My tax return is late. Horrendously so. And so the later it gets the more I want to put it off. My desk is a mountain of papers and receipts. Looking through the bank statements that I have printed off the computer I am seeing entries that remind me of a year ago. In my head I have trouble trying to recall whether my father was alive before or after the end of the financial year. And does it matter? I have my father’s deceased estate stuff to consider too. I have a file of his papers where he made notations in a demented way on bills. Squiggly question marks near amounts owing. PAID writ-large with a flourish beneath it. Success at the post office. Everything paid through the post office. The old person’s only way to pay.
I imagine him in the queue, socks to his knees, pants too high. He is an impatient man and the queue bothers him. Waiting has never been easy for him. Like Blackboard in Mr squiggle. Muttering beneath his breath Hurry up. Not that he has other errands to run on a shopping day. This is the big one. The paying of bills. Finally at the counter, he softens because he needs the assistant’s help. He could easily be screwed. But they know him. He has been coming since the post office became the place where old people pay their bills. When they no longer sent cheques.
He forgets to pay the HBF bill and the health insurance is unpaid. This means that when my mother ends up in hospital because of a turn (she simply sank to the floor like a puppet with its strings cut in the very same Post Office) and she is asked whether she has private insurance and she answers yes and they divert her to the private hospital, she is turned around again because they are Not Financial. When I attempt to sort this fiasco out, over the phone, the insurance company will not tell me how much they owe because of privacy concerns. When I tell the I am a day away, down South on holidays, they are unmoved. I just want to pay their bill with my credit card over the phone but they cannot release the information I need.

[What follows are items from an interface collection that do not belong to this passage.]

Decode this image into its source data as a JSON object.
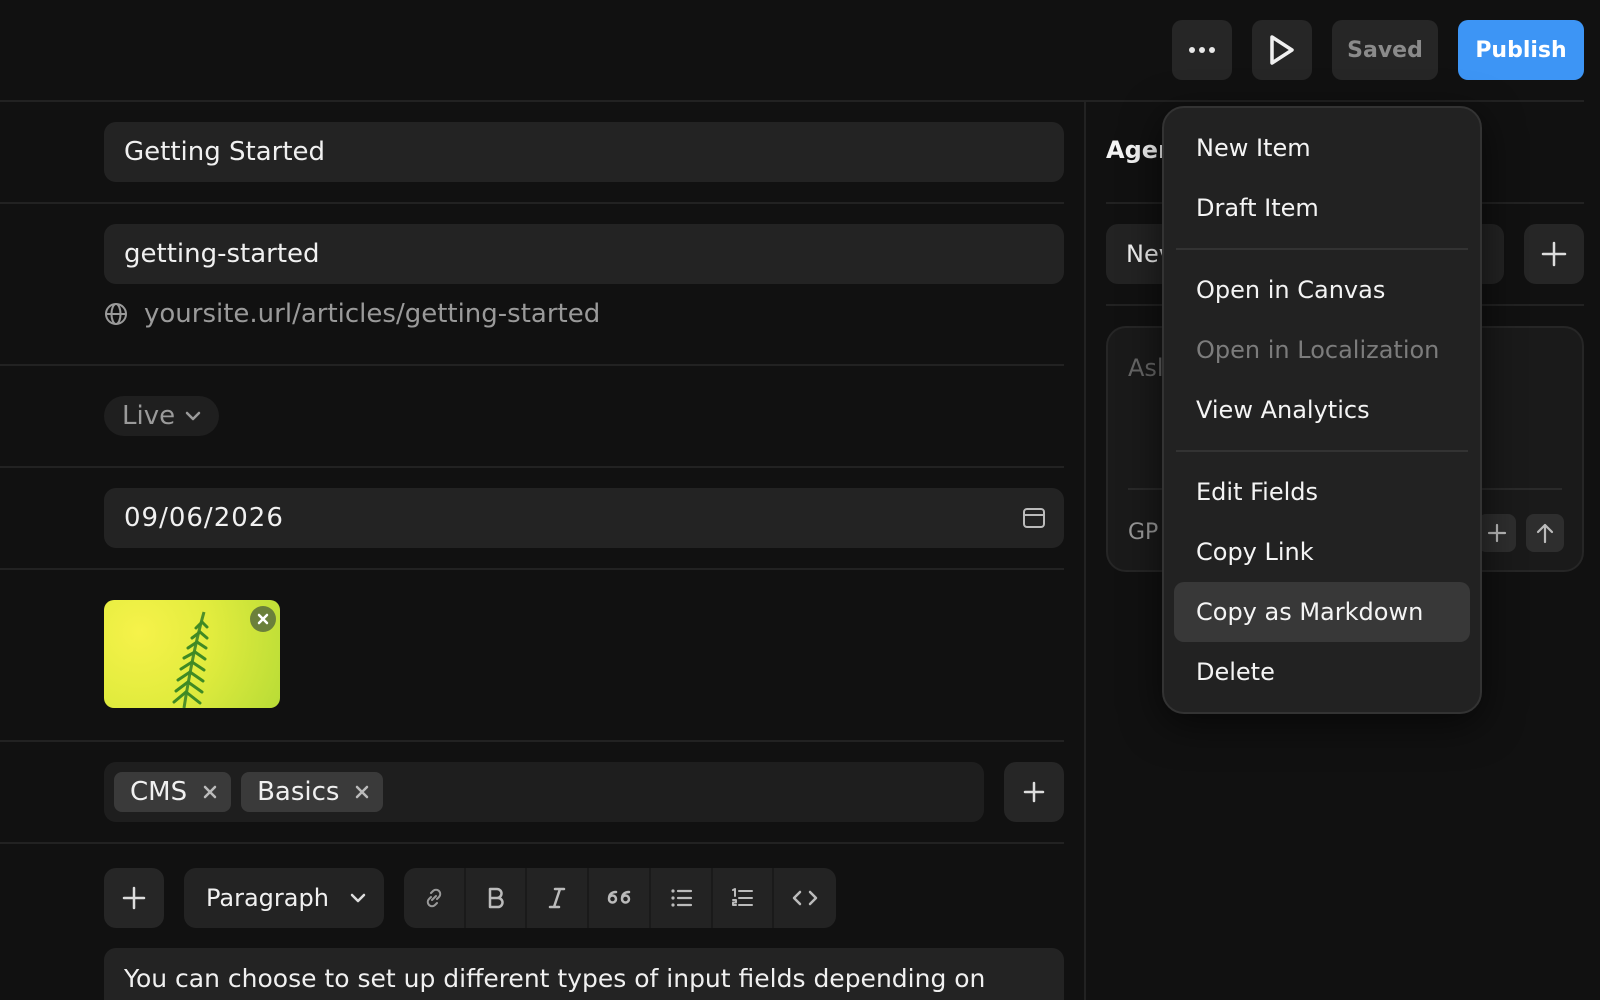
{
  "toolbar": {
    "more_icon": "more-horizontal-icon",
    "preview_icon": "play-icon",
    "saved_label": "Saved",
    "publish_label": "Publish"
  },
  "form": {
    "title_value": "Getting Started",
    "slug_value": "getting-started",
    "url_text": "yoursite.url/articles/getting-started",
    "status_value": "Live",
    "date_value": "09/06/2026",
    "tags": [
      {
        "label": "CMS"
      },
      {
        "label": "Basics"
      }
    ],
    "block_type": "Paragraph",
    "body_text": "You can choose to set up different types of input fields depending on"
  },
  "agent_panel": {
    "title": "Agen",
    "select_value": "Nev",
    "ask_placeholder": "Asl",
    "model_label": "GP"
  },
  "menu": {
    "groups": [
      [
        {
          "label": "New Item",
          "disabled": false
        },
        {
          "label": "Draft Item",
          "disabled": false
        }
      ],
      [
        {
          "label": "Open in Canvas",
          "disabled": false
        },
        {
          "label": "Open in Localization",
          "disabled": true
        },
        {
          "label": "View Analytics",
          "disabled": false
        }
      ],
      [
        {
          "label": "Edit Fields",
          "disabled": false
        },
        {
          "label": "Copy Link",
          "disabled": false
        },
        {
          "label": "Copy as Markdown",
          "disabled": false,
          "highlighted": true
        },
        {
          "label": "Delete",
          "disabled": false
        }
      ]
    ]
  },
  "colors": {
    "background": "#111111",
    "accent": "#3d95f5",
    "field": "#232323",
    "menu": "#222222"
  }
}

My father is driving to the wrong hospital to visit my mother. He is eating pan-fried fish with sliced banana for dinner. The neighbours are looking in on him. He is still in the garden till the sun is going down.
My mother yo-yos between the hospitals till her insurance is sorted out. The private hospital won’t take her if she’s not insured and the public hospital wants her to go to the private hospital if she has insurance as she claims to have. Daddy’s been a member for fifty years, she says.
I hate the insurance company and tell them so when they inquire at the end of our heated phone conversation as to how well they have helped me today. They promise to pass on my complaint but I never hear from them. I hate you, do you hear me. Hate you.
Back in the city, I realise it is time to be their nominee and take in the form to prove I am their enduring power of attorney. Child becomes Parent.
While my mother is in the hospital the neighbours begin a roster system whereby the evening meals are delivered to my father. He is eating well and loves the attention. Evey afternoon he drives to see her. On one of these occasions he rams another car in the hospital car park but ignores it. A bystander sees the white Subaru Forrester crawl away and takes his number down. He gives it to the owner of the damaged car. Later Dad gets a summons about the accident and it becomes clear that he no longer even has a current licence. It too has been unpaid.
Sometimes he stood in the queue and then when he neared the front of it he turned around and walked out.
Now I am doing his tax. In the blue folder with all its pockets I push out the rectangles of paper with his handwriting on them and replace them with my own headings. I notice the poor spelling. The new labels make more sense to me. The last folder has a pocket I label Death. In it I put his funeral bill and wonder if he can tax deduct it. I think of the more expensive Enviro coffin we got him, knowing he was a believer in recycling. But a tax deduction; now that would really please him.